Our next writer profile features a graduate of SRU’s public relations program who also minored in English Writing within the English department. As we have seen, this sharing of students among programs in both the English and Communications department has been fairly common over the years, and I am thinking that the historical reasons explaining why the programs are in separate departments (and colleges) should be the subject of a future post.
When I first began corresponding with the subject she listed her position as “Marketing/Brand Manager in Product Development” for an industrial and construction supplies company that has grown rapidly in recent years. In fact, this company now has “over 2300 stores” and 13 distribution centers, doing business in all 50 states and several countries on three continents. Despite the economic downturn, the firm opened 161 new stores in 2008 and had net earnings in the 4th quarter 11% higher than for the same quarter in 2007. E-mails in November gave her job title as “Product Development Project Manager,” while those by the time she completed answers to the interview questions had added “Regional Promotions Advisor.” An e-mail on January 28 informed me “I took over a new position which takes up 80% of my time, then my old job 20% of a time. It has been trying to work on a schedule that makes everyone happy! It has been a crazy couple of weeks.”
During both a November phone call and in subsequent e-mails, the subject came across as happy about her career so far and enthusiastic about her employer, for which she had worked since her graduation in 2002. She had begun in Pittsburgh but moved to the company’s headquarters, located in a small city in the southeast corner of Minnesota, in 2004. “The company I work for … believes in doing all marketing/writing … internally. That opened up a huge opportunity considering I majored in PR with a minor in Professional Writing. [The minor is just in Writing, although students can obviously focus more on courses in either the professional or the creative area, dependent on their preferences.] I felt and still feel very confident in my background knowledge and education from SRU.”
Although the subject had checked on the survey that she did “write on concerns you have or issues you confront as a citizen of your locality, state, or nation,” there was no mention of writing outside of the job in our subsequent correspondence. Again, the need to simply have some distant subjects respond to the interview questions via e-mail made it difficult to follow up on omissions in their answers before the time for data-gathering ran out. The subject was, on the other hand, most generous in supplying a variety of written materials. These included a trade magazine aimed at “End Users” such as a manufacturer or construction company, for which she served as “Editor in Chief.” “This is a publication that I headed up and wrote most [of] the articles. I also worked with vendors and other internal people to gather information, photos, etc. It was a fun project.” (E-mail of January 29, 2009) Sample articles from the Spring 2008 issue included an editorial on the benefits for customers of her company’s in-house training courses for employees, and a discussion of new Department of Transportation standards for high-visibility apparel and equipment. The article’s intent is summed up in this sentence: “A 2002 American Economics Group report concluded that if the public and private sectors spent at least $3 billion annually for a range of 32 safety improvements (including outfitting all roadway workers with high-visibility safety apparel), we could avoid 66 roadside fatalities and nearly 5,000 roadside accidents per year.” The “Hi Vis” piece was bylined by the CEO of an apparent vendor and a contributing editor, which suggests the subject both assigned and edited articles for the magazine. The software she used was Adobe In Design. “First we started with Quark which soon became outdated. … Our graphics team is wonderful.”
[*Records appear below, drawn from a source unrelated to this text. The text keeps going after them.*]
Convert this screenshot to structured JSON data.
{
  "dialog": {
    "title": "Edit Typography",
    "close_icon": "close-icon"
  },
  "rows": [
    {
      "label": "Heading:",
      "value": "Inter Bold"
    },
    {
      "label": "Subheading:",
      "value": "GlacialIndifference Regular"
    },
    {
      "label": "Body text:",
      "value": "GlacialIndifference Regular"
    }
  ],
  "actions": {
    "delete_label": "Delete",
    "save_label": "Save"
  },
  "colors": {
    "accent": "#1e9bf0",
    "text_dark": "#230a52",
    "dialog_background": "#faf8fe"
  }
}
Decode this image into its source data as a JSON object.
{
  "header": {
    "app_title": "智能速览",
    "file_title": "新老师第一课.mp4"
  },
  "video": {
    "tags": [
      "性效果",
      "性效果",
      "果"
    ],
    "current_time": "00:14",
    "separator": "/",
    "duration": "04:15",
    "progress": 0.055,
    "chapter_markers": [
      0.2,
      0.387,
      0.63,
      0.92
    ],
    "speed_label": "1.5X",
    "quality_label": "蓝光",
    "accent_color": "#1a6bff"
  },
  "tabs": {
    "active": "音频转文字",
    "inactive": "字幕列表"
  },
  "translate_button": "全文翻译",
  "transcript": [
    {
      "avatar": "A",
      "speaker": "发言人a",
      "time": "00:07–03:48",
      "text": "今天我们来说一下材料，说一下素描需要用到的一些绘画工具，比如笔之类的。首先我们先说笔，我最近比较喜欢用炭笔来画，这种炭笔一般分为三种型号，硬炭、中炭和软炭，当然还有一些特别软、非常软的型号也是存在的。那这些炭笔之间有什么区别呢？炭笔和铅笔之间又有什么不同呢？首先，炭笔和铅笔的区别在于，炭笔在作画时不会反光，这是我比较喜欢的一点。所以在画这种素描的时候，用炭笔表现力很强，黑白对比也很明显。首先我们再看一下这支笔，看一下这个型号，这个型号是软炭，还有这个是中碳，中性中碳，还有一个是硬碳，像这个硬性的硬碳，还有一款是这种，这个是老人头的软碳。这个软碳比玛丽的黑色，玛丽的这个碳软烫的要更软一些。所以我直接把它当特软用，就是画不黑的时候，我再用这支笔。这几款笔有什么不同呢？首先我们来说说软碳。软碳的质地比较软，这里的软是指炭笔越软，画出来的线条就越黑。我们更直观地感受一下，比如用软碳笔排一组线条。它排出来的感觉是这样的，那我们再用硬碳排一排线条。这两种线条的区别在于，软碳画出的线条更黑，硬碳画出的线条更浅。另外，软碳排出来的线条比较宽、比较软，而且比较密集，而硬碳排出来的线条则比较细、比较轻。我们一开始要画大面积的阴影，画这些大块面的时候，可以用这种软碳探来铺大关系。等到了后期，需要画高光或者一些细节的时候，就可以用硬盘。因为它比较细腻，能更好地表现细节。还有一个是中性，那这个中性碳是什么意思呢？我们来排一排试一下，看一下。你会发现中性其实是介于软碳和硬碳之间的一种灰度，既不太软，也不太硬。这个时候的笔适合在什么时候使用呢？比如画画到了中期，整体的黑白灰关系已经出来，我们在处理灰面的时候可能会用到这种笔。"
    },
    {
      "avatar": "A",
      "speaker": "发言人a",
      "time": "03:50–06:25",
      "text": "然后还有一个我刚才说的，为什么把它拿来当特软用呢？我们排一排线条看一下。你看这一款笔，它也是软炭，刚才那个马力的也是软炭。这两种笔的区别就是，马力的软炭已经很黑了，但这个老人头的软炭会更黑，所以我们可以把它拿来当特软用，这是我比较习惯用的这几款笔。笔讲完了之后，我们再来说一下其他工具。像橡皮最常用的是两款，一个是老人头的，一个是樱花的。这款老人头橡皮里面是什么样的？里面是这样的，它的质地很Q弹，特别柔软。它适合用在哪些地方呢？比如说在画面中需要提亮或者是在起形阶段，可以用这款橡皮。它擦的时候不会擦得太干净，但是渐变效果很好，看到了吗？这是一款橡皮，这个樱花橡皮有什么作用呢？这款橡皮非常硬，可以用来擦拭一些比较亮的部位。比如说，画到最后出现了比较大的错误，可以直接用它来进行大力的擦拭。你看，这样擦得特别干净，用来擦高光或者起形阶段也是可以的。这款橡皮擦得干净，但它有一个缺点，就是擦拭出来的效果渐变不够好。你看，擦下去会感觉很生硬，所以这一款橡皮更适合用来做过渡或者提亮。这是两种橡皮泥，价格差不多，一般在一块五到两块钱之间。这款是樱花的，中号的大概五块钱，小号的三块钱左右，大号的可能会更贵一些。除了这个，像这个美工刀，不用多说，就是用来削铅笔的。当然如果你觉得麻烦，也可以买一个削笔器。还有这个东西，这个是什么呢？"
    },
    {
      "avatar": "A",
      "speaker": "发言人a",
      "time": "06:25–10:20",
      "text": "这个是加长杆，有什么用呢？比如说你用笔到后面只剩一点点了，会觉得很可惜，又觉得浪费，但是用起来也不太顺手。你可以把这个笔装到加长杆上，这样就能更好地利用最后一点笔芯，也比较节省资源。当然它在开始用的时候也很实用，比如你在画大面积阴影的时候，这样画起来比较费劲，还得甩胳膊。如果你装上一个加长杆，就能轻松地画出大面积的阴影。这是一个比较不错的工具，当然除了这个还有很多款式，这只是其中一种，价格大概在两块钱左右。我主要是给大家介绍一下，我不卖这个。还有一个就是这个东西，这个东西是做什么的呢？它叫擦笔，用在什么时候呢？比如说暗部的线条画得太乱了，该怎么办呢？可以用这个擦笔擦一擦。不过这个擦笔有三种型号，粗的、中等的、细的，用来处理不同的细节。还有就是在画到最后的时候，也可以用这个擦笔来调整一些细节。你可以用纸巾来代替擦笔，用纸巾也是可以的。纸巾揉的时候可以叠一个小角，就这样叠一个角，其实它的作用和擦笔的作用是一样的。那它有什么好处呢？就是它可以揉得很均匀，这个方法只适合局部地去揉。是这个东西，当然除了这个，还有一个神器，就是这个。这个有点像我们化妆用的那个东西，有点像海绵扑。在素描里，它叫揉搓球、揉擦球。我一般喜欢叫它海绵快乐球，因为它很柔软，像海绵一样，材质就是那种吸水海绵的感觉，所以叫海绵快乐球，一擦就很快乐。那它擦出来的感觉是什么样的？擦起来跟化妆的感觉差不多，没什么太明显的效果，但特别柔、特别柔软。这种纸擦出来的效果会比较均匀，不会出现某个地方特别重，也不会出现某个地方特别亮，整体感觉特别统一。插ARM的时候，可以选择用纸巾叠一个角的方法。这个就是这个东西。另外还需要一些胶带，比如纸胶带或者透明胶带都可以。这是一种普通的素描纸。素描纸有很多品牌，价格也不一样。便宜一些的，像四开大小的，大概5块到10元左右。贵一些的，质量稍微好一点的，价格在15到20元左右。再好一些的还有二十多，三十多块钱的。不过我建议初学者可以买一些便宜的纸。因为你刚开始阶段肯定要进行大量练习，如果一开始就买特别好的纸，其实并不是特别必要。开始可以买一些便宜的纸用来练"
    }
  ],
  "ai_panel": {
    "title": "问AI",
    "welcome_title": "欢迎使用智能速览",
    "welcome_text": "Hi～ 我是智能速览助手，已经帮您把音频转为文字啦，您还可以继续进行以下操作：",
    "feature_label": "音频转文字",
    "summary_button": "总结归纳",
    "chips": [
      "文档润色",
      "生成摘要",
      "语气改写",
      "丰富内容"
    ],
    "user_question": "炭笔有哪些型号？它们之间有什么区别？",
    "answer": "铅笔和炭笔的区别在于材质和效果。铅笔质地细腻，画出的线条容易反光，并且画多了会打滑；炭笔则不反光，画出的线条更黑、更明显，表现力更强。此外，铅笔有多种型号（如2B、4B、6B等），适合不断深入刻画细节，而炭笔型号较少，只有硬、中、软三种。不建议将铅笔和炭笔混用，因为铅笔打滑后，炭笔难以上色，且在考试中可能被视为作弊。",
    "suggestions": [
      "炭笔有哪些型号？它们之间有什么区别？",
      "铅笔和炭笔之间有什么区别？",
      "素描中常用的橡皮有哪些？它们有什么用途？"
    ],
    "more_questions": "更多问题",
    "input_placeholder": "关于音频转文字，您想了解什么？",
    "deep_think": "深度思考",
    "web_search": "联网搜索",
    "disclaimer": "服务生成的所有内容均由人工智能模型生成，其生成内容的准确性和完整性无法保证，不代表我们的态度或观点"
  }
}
Other samples included a “line card” for safety gear, aimed at “targeted end user[s] as well as our sales force” and a company “exclusive brands booklet” for internal use. “I am currently working on a smaller version that will target our end users.” Other materials were the company’s 2007 safety equipment catalog, a newsletter for employees concerning a “target market initiative,” dated May, 2005, two recently produced product description sheets for safety gear, a redemption form for product promotion, and advertising posters for several equipment products.
Her two primary audiences are internal sales people and “end users,” which appeared to influence her style choices to some extent. The subject consciously avoids “slang terms” except in the magazine, which is “supposed to more laid back.” She also mentions an attempt by her and her group to break away from what the context suggests are linguistic conventions inherent to the culture of the company for which she works. “I just hate overusing the same words, incomplete sentences, run-on sentences. … I hate inconsistencies—for example, certain words being capitalized then other[s] are not, etc. That drives me nuts!” When preparing material she seeks “good layout and clear graphics” and avoids “talking in circles or redundant messages. … I always remember who our audience is and sometimes saying to [sic] much is confusing.”